the unconscious mind -- "works produced by persons unscathed by artistic
culture," in which "the spirit has free rein once again." Dubuffet called such
works Art Brut, and extended the term to include any work that was untrammeled
by conventional training or orthodox academic standards. Mr. Maizels calls it
Outsider Art, and his book presents a dazzling display of the strange, the
disturbing, and the unique. Outsider artists belong to no schools, follow no
fashions, submit to no influences, and invent their own techniques. Their only
discernible common characteristic is a superb indifference to anything but
their own vision. Mr. Maizels's factual text is accompanied by quotations that
are often as amazing as the works they purport to explain. One may not enjoy
every item reproduced in this book, but visual excitement and intellectual
provocation are abundant.
Difficulties of a
by Ted Hughes
Picador, 159 pages, $20.00.
Mr. Hughes, the poet laureate of England, prefaces his collection of
short stories with an explanation of their origins and the years in which they
were written. The satirical fantasy "O'Kelly's Angel," for example, was
composed when "the troubles of Northern Ireland were dormant." It could not
decently be written today. Other stories are related in various ways to Mr.
Hughes's poetry, but familiarity with that poetry is not necessary for the
reader to follow the patterns of eeriness and endurance that connect the tales.
Those connections are loose and not necessarily advantageous.
Anna O.: A Century
by Mikkel Borch-Jacobsen.
Routledge, 125 pages,
The case of Anna O., a young woman whose hysterical symptoms
once she recalled and described the traumatic incident that caused them,
figures large in the Freudian psychiatric method. Both Sigmund Freud and Josef
Breuer, Anna's doctor, vouched for the spectacular cure. Mr. Borch-Jacobsen,
after ploughing through "the labyrinth of archives, purloined letters, gossip,
and rumor known as Freud studies," maintains that the case is a myth and offers
persuasive evidence in support of his heresy. His book is an entertaining
exercise in irreverent detection, regardless of one's position on Freud.
To the Hilt
by Dick Francis
Putnam, 320 pages, $24.95.
Alexander Kinloch, the narrator of Mr. Francis's latest thriller, is a
chronically disheveled artist who asks only to be left unmolested on a Scottish
mountain with his paints and his bagpipes. He is, however, the nephew of an
earl, and although the family castle is being mismanaged by the state and no
Kinloch has swung a claymore for centuries, the ancestral spirit survives. When
Alexander is beset by thugs, a brewery, and dubiously legal shenanigans with a
horse, he responds as to the fiery cross. The tale starts with a bang and ends

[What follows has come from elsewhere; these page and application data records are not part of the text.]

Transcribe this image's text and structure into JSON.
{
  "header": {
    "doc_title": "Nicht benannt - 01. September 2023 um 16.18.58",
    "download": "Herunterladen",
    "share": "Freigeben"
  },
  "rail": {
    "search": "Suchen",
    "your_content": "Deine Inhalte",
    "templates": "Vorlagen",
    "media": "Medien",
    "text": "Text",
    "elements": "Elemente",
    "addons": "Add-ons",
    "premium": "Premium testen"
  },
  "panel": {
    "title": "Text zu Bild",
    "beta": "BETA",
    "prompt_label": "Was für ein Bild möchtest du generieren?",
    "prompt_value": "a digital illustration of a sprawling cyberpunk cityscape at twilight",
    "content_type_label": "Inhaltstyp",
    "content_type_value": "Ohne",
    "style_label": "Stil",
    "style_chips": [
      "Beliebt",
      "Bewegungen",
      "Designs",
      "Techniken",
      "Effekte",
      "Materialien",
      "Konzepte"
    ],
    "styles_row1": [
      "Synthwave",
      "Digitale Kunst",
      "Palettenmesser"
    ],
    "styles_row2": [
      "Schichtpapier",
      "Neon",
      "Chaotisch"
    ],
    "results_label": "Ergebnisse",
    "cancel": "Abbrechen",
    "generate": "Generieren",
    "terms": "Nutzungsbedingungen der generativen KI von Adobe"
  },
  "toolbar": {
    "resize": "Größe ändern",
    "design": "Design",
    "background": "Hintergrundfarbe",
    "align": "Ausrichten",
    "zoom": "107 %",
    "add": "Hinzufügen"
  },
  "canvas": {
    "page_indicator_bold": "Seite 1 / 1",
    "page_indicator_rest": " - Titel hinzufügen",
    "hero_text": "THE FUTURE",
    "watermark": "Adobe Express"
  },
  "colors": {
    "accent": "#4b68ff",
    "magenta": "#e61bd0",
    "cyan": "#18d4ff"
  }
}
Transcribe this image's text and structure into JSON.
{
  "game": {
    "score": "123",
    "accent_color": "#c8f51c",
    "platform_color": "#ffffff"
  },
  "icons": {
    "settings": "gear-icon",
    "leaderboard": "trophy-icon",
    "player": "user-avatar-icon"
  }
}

with a crash, both highly satisfactory.
A World Lost
by Wendell Berry.
Counterpoint, 160 pages,
Mr. Berry's middle-aged narrator recalls the semi-rural paradise
of his childhood, shattered by a murder that haunted his family forever after. The
novel is a portrayal, at once delicate and acute, of unpretentiously fine
people coping with a very bad business. Mr. Berry writes elegantly,
effortlessly balancing tragedy and a quiet, sly humor.
Mr. Theroux has developed the what-if? fantasy of another life
into a novel about exactly that -- his own imaginary life as a wandering literary man
with a sideline in teaching and a talent for the inadvertent collection of Potiphar's
wives. The episodic tale begins in an African leper colony and ends with a box
of "personal effects," and it is interesting, sometimes acid, reading all the
Houghton Mifflin, 456 pages,
Copyright © 1996 by The Atlantic Monthly Company. All rights
The Atlantic Monthly; November 1996; Brief Reviews; Volume 278, No. 5;